Balance: Balance is a key component to being able to ride a bike and, as the name implies, a balance bike teaches your child to balance on two wheels before introducing pedaling. Also, learning to pedal a bike can happen sooner when a child has learned to ride a balance bike first. No matter the age your child begins learning how to ride a bike, we recommend you skip the training wheels! Teaching your child to glide (coasting with feet off the ground) on a bike pushing with their feet before using pedals, is a much more effective way to learn to balance, a key component for learning to ride a bike. Regardless of your child’s size, you can always remove pedals from a standard bike and lower the seat while teaching your child to glide and balance.
Start on a smooth trail, in an empty parking lot, or on a cul-de-sac so there is plenty of space to learn and so you and your child won’t have to worry about traffic or other obstacles. And remember – keep it fun! Focus on success and let your child practice at their own pace, biking as much or as little as they’d like. You can help keep the experience a positive one and your patience, encouragement, and excitement for their learning will go a long way! The following steps are important for developing balance and confidence in bike riding.

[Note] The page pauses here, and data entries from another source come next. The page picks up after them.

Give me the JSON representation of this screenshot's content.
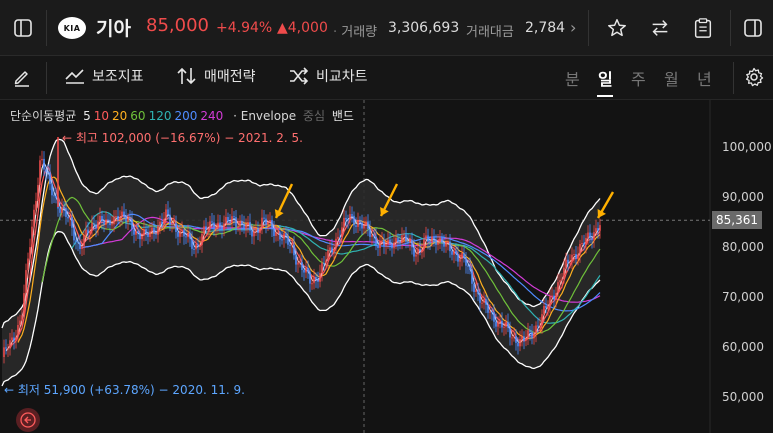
{
  "header": {
    "stock_name": "기아",
    "logo_text": "KIA",
    "price": "85,000",
    "change_pct": "+4.94%",
    "change_amt": "▲4,000",
    "volume_label": "거래량",
    "volume": "3,306,693",
    "amount_label": "거래대금",
    "amount": "2,784"
  },
  "toolbar": {
    "secondary_indicator": "보조지표",
    "trade_strategy": "매매전략",
    "compare_chart": "비교차트",
    "periods": [
      "분",
      "일",
      "주",
      "월",
      "년"
    ],
    "active_period": "일"
  },
  "legend": {
    "ma_label": "단순이동평균",
    "ma_periods": [
      {
        "text": "5",
        "color": "#e8e8e8"
      },
      {
        "text": "10",
        "color": "#ff5b5b"
      },
      {
        "text": "20",
        "color": "#ffb020"
      },
      {
        "text": "60",
        "color": "#6fc13a"
      },
      {
        "text": "120",
        "color": "#2fb3b3"
      },
      {
        "text": "200",
        "color": "#4f8cff"
      },
      {
        "text": "240",
        "color": "#d23bd6"
      }
    ],
    "envelope_label": "· Envelope",
    "envelope_mid": "중심",
    "envelope_band": "밴드"
  },
  "chart": {
    "high_label": "← 최고 102,000 (−16.67%) − 2021. 2. 5.",
    "low_label": "← 최저 51,900 (+63.78%) − 2020. 11. 9.",
    "current_price_tag": "85,361",
    "y_ticks": [
      "100,000",
      "90,000",
      "80,000",
      "70,000",
      "60,000",
      "50,000"
    ],
    "colors": {
      "up": "#ef4b4b",
      "down": "#4f8cff",
      "band": "#ffffff",
      "arrow": "#ffb000"
    }
  },
  "chart_data": {
    "type": "candlestick",
    "series_names": [
      "5",
      "10",
      "20",
      "60",
      "120",
      "200",
      "240",
      "Envelope"
    ],
    "ylim": [
      45000,
      105000
    ],
    "y_ticks": [
      50000,
      60000,
      70000,
      80000,
      90000,
      100000
    ],
    "high": 102000,
    "low": 51900,
    "current": 85361,
    "close_series": [
      58000,
      61000,
      66000,
      82000,
      98000,
      92000,
      88000,
      85000,
      80000,
      83000,
      86000,
      84000,
      87000,
      85000,
      83000,
      82000,
      84000,
      86000,
      84000,
      82000,
      80000,
      83000,
      85000,
      84000,
      86000,
      84000,
      83000,
      85000,
      84000,
      82000,
      80000,
      76000,
      73000,
      75000,
      79000,
      83000,
      86000,
      85000,
      83000,
      81000,
      80000,
      82000,
      81000,
      79000,
      81000,
      82000,
      80000,
      79000,
      77000,
      72000,
      68000,
      66000,
      64000,
      62000,
      61000,
      63000,
      66000,
      70000,
      74000,
      78000,
      80000,
      82000,
      85000
    ]
  }
}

TIP: Encourage your child to look up and forward throughout each phase of learning to ride a bike. Looking down can lead to moving your child their handlebars unintentionally and throw them off balance.
Step 1: First teach your little one to how to walk beside their bike. Once they are comfortable, you can teach them to step one leg over the bike, steadying the handle bars as they practice getting on and off their bike. As they become more independent, have them lean their bike toward them just a little when stepping over the bike for easier mounting.
Step 2: After successfully mounting and dismounting, teach your child to walk while sitting on their bike. Your child can alternate their steps or move their bike forward by pushing with both feet at the same time. As they gain more confidence your child will learn to glide, coasting with both feet up for longer distances. It may take some time for younger riders to remain seated as they’re learning, but they’ll get it.
Step 3: Your child can glide so let’s practice turning! You and your child can create a simple obstacle course for them to practice their turns. Make sure there is plenty of space for big turns initially then increasing the challenge with more elaborate obstacles.
And there you have it – with your patience and guidance, your little one will be motoring along before you know it!
Be sure to stay tuned for an upcoming bike safety workshop and an outdoor bike clinic geared towards helping you teach your child how to ride a balance or pedal bike hosted by PPTS this June.
REI co-op, Bicycling.com
National Highway and Safety Administration
Blog written by Jen Leonard, PT, DPT